--- MATERIAL FOR THE TASK ---

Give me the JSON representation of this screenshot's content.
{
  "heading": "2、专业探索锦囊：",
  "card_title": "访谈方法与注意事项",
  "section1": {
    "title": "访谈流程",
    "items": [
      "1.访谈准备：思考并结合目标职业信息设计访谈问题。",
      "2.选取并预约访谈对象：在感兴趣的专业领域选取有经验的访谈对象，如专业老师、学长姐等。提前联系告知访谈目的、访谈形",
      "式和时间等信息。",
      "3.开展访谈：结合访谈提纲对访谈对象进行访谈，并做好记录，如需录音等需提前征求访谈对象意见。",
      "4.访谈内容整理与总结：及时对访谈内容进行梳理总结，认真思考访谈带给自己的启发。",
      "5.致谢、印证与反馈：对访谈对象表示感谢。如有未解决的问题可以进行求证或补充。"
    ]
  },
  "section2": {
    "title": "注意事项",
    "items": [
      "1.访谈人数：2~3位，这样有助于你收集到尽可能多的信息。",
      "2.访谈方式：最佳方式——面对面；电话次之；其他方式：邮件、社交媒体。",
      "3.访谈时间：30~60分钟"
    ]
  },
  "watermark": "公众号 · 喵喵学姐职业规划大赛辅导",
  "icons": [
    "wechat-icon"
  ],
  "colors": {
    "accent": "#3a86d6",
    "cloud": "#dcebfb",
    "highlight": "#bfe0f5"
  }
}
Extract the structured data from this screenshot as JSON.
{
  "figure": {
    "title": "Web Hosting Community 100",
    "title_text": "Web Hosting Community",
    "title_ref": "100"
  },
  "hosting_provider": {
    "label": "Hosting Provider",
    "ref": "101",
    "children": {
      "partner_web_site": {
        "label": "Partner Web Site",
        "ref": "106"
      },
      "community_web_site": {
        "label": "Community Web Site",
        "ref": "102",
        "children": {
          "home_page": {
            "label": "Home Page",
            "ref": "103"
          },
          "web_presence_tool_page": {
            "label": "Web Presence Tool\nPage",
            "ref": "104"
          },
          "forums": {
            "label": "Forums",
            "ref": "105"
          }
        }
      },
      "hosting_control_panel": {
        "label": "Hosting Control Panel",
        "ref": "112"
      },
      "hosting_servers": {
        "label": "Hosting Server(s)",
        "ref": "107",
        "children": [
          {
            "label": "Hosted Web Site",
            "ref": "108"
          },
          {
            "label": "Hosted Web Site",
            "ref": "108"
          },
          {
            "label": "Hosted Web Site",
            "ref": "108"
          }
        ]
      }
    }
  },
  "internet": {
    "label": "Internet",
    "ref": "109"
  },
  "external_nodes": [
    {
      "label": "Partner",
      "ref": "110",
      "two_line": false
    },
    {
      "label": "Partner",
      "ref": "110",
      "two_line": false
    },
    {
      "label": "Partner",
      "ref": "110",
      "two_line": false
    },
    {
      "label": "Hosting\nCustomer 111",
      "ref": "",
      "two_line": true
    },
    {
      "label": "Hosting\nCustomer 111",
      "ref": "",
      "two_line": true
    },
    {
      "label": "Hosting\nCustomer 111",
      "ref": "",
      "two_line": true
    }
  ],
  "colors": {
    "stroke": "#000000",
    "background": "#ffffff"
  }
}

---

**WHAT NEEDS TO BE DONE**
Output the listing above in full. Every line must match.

**RESPONSE AREA**
Give me the JSON representation of this screenshot's content.
{
  "heading": "2、专业探索锦囊：",
  "card_title": "访谈方法与注意事项",
  "section1": {
    "title": "访谈流程",
    "items": [
      "1.访谈准备：思考并结合目标职业信息设计访谈问题。",
      "2.选取并预约访谈对象：在感兴趣的专业领域选取有经验的访谈对象，如专业老师、学长姐等。提前联系告知访谈目的、访谈形",
      "式和时间等信息。",
      "3.开展访谈：结合访谈提纲对访谈对象进行访谈，并做好记录，如需录音等需提前征求访谈对象意见。",
      "4.访谈内容整理与总结：及时对访谈内容进行梳理总结，认真思考访谈带给自己的启发。",
      "5.致谢、印证与反馈：对访谈对象表示感谢。如有未解决的问题可以进行求证或补充。"
    ]
  },
  "section2": {
    "title": "注意事项",
    "items": [
      "1.访谈人数：2~3位，这样有助于你收集到尽可能多的信息。",
      "2.访谈方式：最佳方式——面对面；电话次之；其他方式：邮件、社交媒体。",
      "3.访谈时间：30~60分钟"
    ]
  },
  "watermark": "公众号 · 喵喵学姐职业规划大赛辅导",
  "icons": [
    "wechat-icon"
  ],
  "colors": {
    "accent": "#3a86d6",
    "cloud": "#dcebfb",
    "highlight": "#bfe0f5"
  }
}
Extract the structured data from this screenshot as JSON.
{
  "figure": {
    "title": "Web Hosting Community 100",
    "title_text": "Web Hosting Community",
    "title_ref": "100"
  },
  "hosting_provider": {
    "label": "Hosting Provider",
    "ref": "101",
    "children": {
      "partner_web_site": {
        "label": "Partner Web Site",
        "ref": "106"
      },
      "community_web_site": {
        "label": "Community Web Site",
        "ref": "102",
        "children": {
          "home_page": {
            "label": "Home Page",
            "ref": "103"
          },
          "web_presence_tool_page": {
            "label": "Web Presence Tool\nPage",
            "ref": "104"
          },
          "forums": {
            "label": "Forums",
            "ref": "105"
          }
        }
      },
      "hosting_control_panel": {
        "label": "Hosting Control Panel",
        "ref": "112"
      },
      "hosting_servers": {
        "label": "Hosting Server(s)",
        "ref": "107",
        "children": [
          {
            "label": "Hosted Web Site",
            "ref": "108"
          },
          {
            "label": "Hosted Web Site",
            "ref": "108"
          },
          {
            "label": "Hosted Web Site",
            "ref": "108"
          }
        ]
      }
    }
  },
  "internet": {
    "label": "Internet",
    "ref": "109"
  },
  "external_nodes": [
    {
      "label": "Partner",
      "ref": "110",
      "two_line": false
    },
    {
      "label": "Partner",
      "ref": "110",
      "two_line": false
    },
    {
      "label": "Partner",
      "ref": "110",
      "two_line": false
    },
    {
      "label": "Hosting\nCustomer 111",
      "ref": "",
      "two_line": true
    },
    {
      "label": "Hosting\nCustomer 111",
      "ref": "",
      "two_line": true
    },
    {
      "label": "Hosting\nCustomer 111",
      "ref": "",
      "two_line": true
    }
  ],
  "colors": {
    "stroke": "#000000",
    "background": "#ffffff"
  }
}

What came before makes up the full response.